Hitting Cancer True and Straight: the Role of Tissue Analysis
In August of 2023, I was contacted by a young woman with an extremely rare sarcoma. She was under the care of one of the most famous medical centers in the US and commuted from her home in upstate New York to Boston for treatment.
Although she showed some response, her disease persisted and she was being considered for surgery to remove the residual tumor in the stomach wall.
The Boston-based surgeons were disinclined to assist and offered only to remove the tumor but not send a portion to us.
Not to be dissuaded, she traveled to California under the care of a capable surgeon in LA to have the tumor removed and submitted to our lab.
The surgery went well and we received an excellent sample, enabling us to study a broad array of drugs, combinations, and targeted agents.
She then returned to the east coast.
In addition to our functional analysis we submitted a portion of tissue for next generation sequence (NGS) to look for genomic mutational drivers.
Long before the DNA analysis returned, we had completed our studies and one finding stood out.
There was an absolutely clear signal for drugs that target phosphatidylinositol kinase that regulates glucose and nutrient signaling.
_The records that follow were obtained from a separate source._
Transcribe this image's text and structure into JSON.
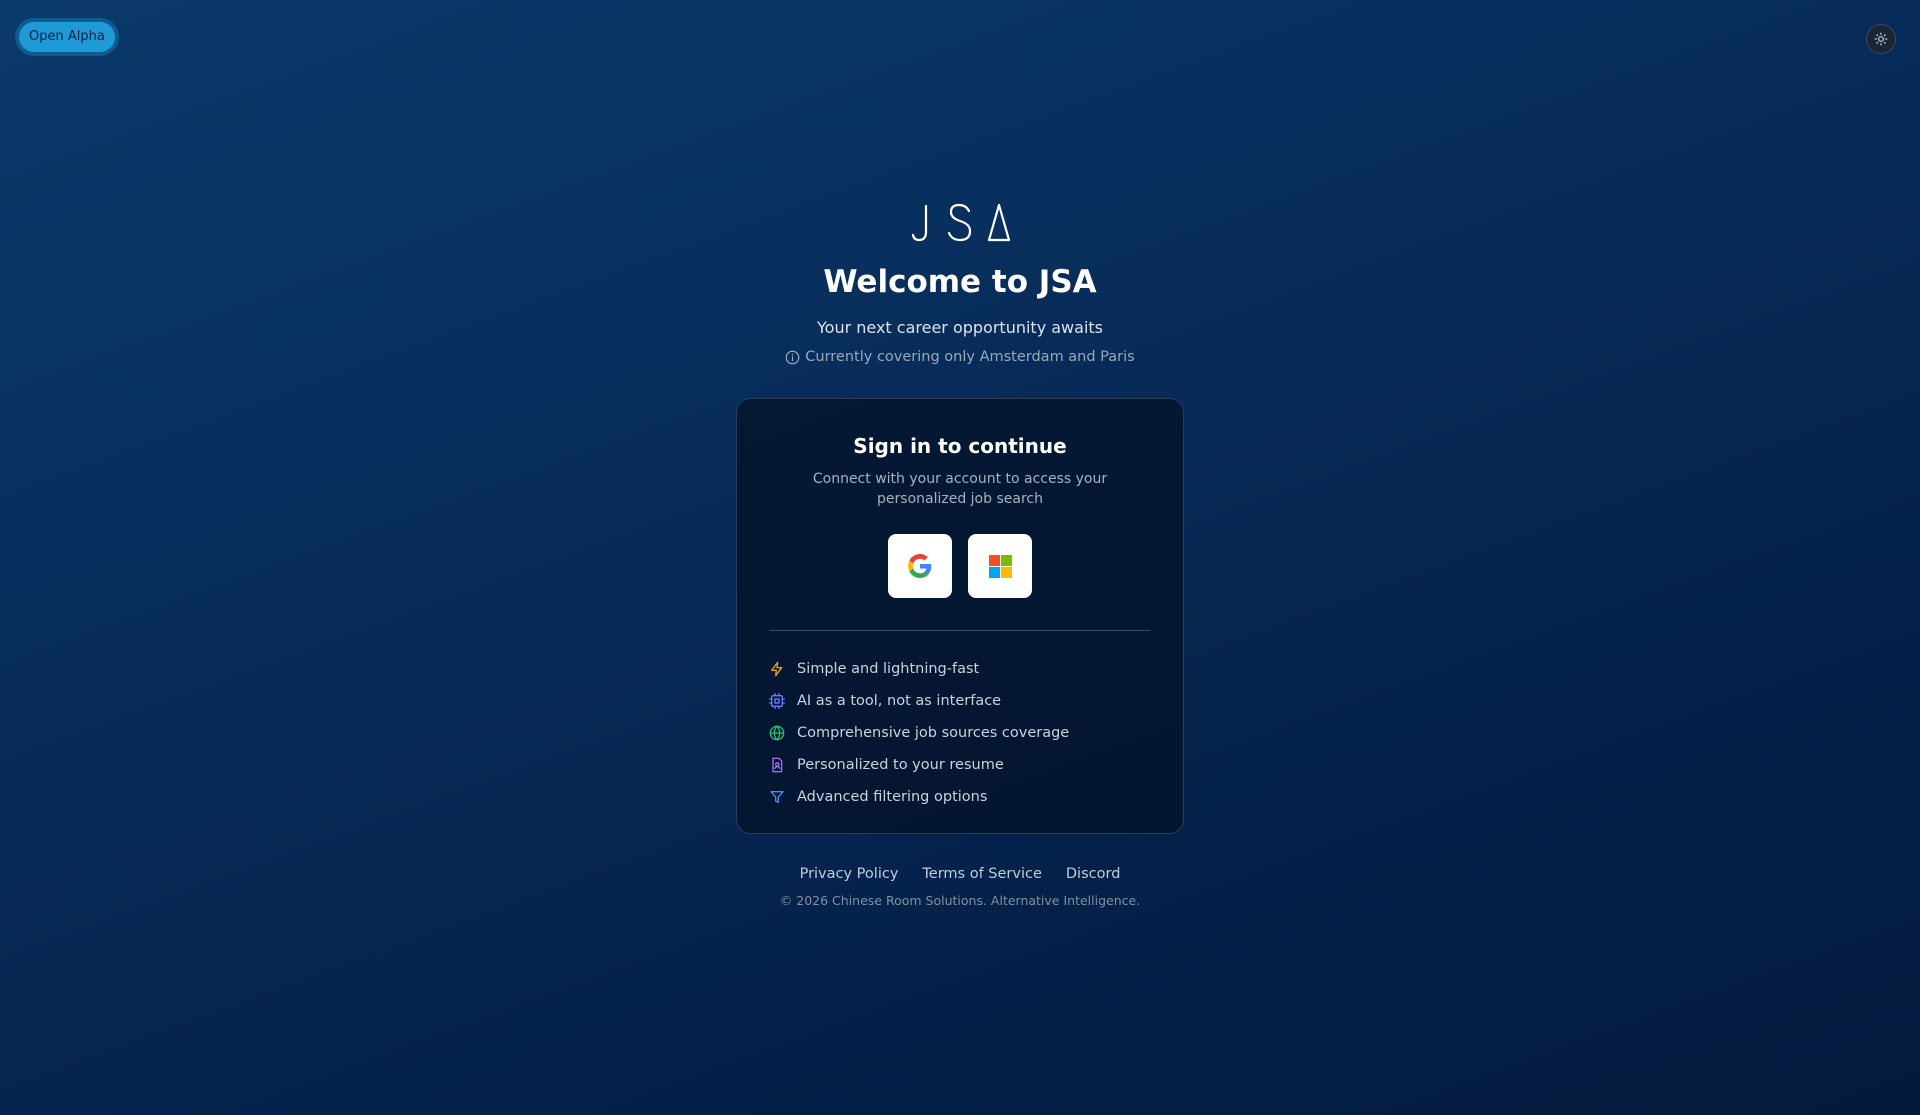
{
  "badge": {
    "label": "Open Alpha"
  },
  "theme_toggle": {
    "icon": "sun-icon"
  },
  "hero": {
    "logo_text": "JSA",
    "title": "Welcome to JSA",
    "tagline": "Your next career opportunity awaits",
    "coverage_note": "Currently covering only Amsterdam and Paris"
  },
  "signin": {
    "title": "Sign in to continue",
    "subtitle": "Connect with your account to access your personalized job search",
    "providers": [
      {
        "name": "Google",
        "icon": "google-icon"
      },
      {
        "name": "Microsoft",
        "icon": "microsoft-icon"
      }
    ]
  },
  "features": [
    {
      "label": "Simple and lightning-fast",
      "icon": "lightning-icon",
      "color": "#e0a320"
    },
    {
      "label": "AI as a tool, not as interface",
      "icon": "chip-icon",
      "color": "#6b7cff"
    },
    {
      "label": "Comprehensive job sources coverage",
      "icon": "globe-icon",
      "color": "#2fbf6f"
    },
    {
      "label": "Personalized to your resume",
      "icon": "resume-icon",
      "color": "#a86bf0"
    },
    {
      "label": "Advanced filtering options",
      "icon": "filter-icon",
      "color": "#4a8ef0"
    }
  ],
  "footer": {
    "links": [
      "Privacy Policy",
      "Terms of Service",
      "Discord"
    ],
    "copyright": "© 2026 Chinese Room Solutions. Alternative Intelligence."
  },
  "colors": {
    "accent": "#1e9ad6",
    "background": "#072a55"
  }
}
Both Alpelisib (PIK3CA) and Everolimus (mTOR) as well as the MYC-oncogene-active agents revealed strong activity, all part of the tumor’s ability to make and use energy.
I reported our EVA/PCD results in early September with a very clear suggestion that the genomic analysis would identify these same bioenergetic pathway abnormalities.
As many of you may be aware, we are now engaged in the study of human metabolism and increasingly believe that cancers are driven, not by genetic aberrancies, but instead by metabolic abnormalities. Here was a patient whose principal abnormality and sensitivity appeared to be metabolic.
On 10/16/2023, 6 weeks after our report was completed, the NGS report returned.
Low and behold, the two principal NGS findings were abnormalities of mTOR and PIK3CA, precisely what our assay had predicted. These are the exact targets of the small molecules we tested.
I contacted the patient to say how pleased we were that her genomic and phenotypic analyses agreed completely.
However, she explained that her treating physician in Boston was utterly disinterested in our findings and only cared to review the genomic profile.
Here was proof that our culture results were more discriminating, much faster and gave a much better indication of the likelihood of response, as patient benefit has been shown to correlate much more strongly with our results than with DNA profiling (Nagourney A Proc AACR, 2023).
Odysseus: A Metaphor for Cancer NGS
In Greek mythology, Odysseus, the hero of the Trojan War, returns home years later. His wife, left by herself all these years, had many suitors but she would have none of them unless they could string Odysseus’s bow and shoot an arrow through 12 ax handles. None of the suitors were remotely capable of the task.
Then a disguised and unrecognized Odysseus arrived, and in an instant, strung the bow and shot the arrow through the 12 ax handles, revealing himself to be the true hero.
The stringing of the bow and accuracy of the arrow were driven not by brute strength, but by dexterity and skill.
Modern medical oncologists rely increasingly upon brute-force next generation sequencing (NGS) in a feeble attempt to wrench information from DNA.
It is their hope that their patient’s genes can be tortured into confessing the secrets of effective therapy, but it is only functional biology provided by the study of human tumor explants that can provide the answers they seek; not through force but dexterity and skill.
It is our hope that the patient will be a candidate for one of the combinations we identified in her tissue studies. We have previously shown not only activity but also the synergy for Alpelisib combined with Everolimus (Nagourney, et al., Proceedings, AACR, 2019).
Will skill and dexterity prevail?
I certainly hope so.